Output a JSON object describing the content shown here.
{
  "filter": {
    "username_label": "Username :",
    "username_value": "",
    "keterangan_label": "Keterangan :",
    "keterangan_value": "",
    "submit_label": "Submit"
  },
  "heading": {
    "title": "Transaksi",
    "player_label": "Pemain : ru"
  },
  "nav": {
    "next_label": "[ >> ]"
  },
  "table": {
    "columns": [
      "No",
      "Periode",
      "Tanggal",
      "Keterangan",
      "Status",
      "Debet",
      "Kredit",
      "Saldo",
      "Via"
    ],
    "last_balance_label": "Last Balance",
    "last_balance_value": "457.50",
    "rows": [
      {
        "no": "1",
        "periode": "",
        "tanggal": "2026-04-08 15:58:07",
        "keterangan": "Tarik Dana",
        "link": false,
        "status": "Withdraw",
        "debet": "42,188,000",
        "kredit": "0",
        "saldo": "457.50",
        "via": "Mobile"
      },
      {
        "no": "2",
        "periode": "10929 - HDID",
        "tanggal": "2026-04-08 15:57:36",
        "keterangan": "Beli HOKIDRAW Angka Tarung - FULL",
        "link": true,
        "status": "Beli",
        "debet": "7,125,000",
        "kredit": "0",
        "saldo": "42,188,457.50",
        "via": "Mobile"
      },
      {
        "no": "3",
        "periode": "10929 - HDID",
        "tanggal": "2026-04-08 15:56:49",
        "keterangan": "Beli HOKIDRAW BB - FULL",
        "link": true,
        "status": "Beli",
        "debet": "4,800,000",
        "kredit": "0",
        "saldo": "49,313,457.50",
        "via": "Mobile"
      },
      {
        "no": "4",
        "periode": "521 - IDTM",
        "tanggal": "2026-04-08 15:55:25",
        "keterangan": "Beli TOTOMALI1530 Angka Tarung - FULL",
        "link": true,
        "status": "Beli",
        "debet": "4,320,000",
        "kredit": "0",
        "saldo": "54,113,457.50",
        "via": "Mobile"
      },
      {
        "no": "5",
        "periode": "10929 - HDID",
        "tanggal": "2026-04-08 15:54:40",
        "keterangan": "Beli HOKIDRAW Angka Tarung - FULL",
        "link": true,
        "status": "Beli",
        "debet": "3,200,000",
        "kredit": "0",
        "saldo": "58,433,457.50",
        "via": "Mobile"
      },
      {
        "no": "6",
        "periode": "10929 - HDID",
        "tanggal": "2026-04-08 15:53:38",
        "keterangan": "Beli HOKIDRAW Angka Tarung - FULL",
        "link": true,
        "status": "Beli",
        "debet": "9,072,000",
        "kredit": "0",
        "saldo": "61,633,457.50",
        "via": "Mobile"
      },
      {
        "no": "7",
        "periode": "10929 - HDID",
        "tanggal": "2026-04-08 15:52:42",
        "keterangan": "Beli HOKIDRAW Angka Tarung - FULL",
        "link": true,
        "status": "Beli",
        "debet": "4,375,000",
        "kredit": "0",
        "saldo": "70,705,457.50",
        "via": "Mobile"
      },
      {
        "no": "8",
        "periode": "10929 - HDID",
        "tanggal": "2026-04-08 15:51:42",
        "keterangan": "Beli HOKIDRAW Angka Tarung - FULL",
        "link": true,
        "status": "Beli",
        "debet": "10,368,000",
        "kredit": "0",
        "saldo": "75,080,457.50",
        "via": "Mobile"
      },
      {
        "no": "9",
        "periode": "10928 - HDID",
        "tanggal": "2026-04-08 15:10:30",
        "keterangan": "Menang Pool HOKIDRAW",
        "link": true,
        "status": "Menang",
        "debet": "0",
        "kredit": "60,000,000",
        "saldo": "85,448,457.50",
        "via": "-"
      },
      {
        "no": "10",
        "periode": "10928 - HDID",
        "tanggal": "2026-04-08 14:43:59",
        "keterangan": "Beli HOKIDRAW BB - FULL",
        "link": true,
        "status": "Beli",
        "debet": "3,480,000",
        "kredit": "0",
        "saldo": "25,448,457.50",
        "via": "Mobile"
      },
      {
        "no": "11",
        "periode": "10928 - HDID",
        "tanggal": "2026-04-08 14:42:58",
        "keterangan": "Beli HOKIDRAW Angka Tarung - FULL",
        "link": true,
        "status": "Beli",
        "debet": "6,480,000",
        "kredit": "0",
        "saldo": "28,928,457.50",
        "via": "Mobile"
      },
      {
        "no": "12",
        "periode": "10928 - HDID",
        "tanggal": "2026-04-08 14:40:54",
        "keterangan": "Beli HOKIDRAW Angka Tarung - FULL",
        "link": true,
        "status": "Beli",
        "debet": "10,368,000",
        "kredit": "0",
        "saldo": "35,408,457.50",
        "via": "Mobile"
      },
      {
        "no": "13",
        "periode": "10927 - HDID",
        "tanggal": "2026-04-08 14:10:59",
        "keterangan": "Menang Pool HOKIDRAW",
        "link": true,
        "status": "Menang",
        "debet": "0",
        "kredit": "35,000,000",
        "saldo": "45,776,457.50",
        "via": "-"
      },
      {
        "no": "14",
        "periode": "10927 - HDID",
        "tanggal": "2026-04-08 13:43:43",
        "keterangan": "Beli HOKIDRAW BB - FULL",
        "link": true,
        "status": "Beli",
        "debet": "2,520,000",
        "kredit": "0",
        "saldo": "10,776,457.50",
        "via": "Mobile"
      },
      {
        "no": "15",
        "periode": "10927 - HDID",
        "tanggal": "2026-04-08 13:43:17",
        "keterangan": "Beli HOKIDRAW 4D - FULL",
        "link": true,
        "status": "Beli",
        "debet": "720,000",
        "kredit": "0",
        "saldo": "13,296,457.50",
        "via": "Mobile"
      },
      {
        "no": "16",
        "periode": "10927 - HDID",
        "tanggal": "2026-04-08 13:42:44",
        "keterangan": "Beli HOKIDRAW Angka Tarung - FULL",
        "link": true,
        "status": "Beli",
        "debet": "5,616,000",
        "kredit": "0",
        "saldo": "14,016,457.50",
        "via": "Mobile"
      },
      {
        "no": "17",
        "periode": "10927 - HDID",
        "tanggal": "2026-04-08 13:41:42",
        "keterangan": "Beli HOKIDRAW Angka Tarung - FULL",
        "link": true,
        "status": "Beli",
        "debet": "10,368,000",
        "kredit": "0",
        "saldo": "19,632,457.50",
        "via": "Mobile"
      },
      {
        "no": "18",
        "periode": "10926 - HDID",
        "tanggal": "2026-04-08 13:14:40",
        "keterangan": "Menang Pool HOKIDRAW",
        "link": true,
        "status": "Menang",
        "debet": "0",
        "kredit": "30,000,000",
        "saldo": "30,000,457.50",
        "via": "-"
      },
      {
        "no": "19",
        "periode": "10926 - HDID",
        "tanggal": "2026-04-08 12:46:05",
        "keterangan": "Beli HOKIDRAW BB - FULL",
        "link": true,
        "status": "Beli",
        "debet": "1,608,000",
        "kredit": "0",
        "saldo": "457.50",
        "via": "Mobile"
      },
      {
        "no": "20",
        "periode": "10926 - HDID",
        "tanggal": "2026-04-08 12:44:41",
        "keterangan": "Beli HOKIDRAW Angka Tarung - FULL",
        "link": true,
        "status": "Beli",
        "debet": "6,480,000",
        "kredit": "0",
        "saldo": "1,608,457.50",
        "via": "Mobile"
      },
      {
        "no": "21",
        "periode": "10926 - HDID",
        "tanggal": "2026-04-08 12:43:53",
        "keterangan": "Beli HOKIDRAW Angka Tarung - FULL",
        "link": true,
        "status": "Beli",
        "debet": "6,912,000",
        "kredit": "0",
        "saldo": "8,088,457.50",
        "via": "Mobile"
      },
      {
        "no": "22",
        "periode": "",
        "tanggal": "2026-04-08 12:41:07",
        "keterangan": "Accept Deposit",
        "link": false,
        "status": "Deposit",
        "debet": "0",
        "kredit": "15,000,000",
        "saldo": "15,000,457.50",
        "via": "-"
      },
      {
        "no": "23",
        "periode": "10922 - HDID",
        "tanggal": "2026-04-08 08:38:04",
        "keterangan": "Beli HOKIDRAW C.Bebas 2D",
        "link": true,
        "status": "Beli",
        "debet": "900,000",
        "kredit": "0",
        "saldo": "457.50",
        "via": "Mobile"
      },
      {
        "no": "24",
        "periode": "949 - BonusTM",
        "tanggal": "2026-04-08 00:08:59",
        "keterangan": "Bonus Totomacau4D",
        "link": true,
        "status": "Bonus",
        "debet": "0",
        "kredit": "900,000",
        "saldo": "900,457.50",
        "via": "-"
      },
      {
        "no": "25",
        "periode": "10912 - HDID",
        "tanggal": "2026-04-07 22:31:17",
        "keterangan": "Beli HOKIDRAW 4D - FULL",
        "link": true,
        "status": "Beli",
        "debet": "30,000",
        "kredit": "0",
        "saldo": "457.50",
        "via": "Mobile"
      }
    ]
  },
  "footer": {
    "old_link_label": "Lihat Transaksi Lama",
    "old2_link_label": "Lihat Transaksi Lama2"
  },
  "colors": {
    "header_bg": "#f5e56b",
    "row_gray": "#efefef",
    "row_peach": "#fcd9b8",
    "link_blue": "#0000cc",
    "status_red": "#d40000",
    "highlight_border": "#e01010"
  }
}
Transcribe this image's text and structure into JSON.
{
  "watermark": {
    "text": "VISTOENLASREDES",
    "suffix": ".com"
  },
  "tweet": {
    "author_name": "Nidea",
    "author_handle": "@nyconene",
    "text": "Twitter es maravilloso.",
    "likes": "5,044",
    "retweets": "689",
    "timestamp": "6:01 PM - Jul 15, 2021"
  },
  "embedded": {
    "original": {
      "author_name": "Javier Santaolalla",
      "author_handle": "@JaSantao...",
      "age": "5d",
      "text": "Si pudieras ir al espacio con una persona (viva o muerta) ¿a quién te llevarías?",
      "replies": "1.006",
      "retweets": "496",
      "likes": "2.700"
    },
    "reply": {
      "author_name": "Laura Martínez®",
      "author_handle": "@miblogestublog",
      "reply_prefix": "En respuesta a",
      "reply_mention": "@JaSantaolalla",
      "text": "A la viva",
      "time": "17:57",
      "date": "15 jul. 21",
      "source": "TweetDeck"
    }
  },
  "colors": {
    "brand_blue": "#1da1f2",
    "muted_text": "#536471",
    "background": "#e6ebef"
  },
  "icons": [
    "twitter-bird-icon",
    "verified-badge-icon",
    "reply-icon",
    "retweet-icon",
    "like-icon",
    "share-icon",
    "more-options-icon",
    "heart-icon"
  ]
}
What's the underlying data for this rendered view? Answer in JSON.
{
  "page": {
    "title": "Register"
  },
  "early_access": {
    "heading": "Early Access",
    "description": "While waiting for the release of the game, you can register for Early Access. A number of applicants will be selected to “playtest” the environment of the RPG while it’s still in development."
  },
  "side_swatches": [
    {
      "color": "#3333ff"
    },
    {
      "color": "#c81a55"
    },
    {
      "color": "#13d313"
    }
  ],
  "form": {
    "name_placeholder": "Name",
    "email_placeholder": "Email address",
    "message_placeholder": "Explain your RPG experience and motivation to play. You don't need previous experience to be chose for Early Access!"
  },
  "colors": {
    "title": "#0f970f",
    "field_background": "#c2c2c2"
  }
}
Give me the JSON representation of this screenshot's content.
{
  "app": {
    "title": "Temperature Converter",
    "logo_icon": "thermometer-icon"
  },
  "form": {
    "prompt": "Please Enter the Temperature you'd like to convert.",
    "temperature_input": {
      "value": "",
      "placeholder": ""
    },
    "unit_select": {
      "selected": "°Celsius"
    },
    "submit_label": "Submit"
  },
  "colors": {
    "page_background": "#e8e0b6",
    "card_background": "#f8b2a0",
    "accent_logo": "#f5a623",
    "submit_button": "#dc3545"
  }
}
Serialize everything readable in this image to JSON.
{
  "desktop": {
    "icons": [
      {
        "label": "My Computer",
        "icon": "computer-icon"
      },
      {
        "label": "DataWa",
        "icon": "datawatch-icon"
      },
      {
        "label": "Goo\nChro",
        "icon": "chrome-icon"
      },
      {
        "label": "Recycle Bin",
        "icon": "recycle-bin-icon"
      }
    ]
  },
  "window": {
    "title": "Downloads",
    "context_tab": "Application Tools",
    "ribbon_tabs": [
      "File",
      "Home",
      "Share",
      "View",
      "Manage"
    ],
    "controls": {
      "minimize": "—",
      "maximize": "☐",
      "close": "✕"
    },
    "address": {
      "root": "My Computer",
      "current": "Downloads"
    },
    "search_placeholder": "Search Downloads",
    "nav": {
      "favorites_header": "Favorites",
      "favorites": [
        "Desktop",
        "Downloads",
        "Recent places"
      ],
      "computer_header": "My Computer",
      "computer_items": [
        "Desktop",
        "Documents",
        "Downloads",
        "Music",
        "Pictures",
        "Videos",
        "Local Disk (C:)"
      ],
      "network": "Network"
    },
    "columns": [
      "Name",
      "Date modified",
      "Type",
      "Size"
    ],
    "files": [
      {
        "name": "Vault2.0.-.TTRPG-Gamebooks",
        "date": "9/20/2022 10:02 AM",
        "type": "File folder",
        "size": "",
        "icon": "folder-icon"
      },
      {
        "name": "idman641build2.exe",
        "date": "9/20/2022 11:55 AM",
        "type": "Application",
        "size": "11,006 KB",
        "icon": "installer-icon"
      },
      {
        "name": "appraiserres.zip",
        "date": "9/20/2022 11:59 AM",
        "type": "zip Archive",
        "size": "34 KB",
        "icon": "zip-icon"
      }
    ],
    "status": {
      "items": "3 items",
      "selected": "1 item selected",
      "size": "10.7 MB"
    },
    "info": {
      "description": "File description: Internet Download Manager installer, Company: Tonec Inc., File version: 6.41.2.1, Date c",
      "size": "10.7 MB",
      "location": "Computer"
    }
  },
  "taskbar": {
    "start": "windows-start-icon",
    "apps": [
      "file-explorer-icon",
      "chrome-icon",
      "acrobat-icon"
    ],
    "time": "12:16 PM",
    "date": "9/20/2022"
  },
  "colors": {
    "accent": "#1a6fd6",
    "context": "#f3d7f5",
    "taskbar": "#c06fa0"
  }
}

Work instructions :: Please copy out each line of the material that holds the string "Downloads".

Response below ::
    "title": "Downloads",
      "current": "Downloads"
    "search_placeholder": "Search Downloads",
        "Downloads",
        "Downloads",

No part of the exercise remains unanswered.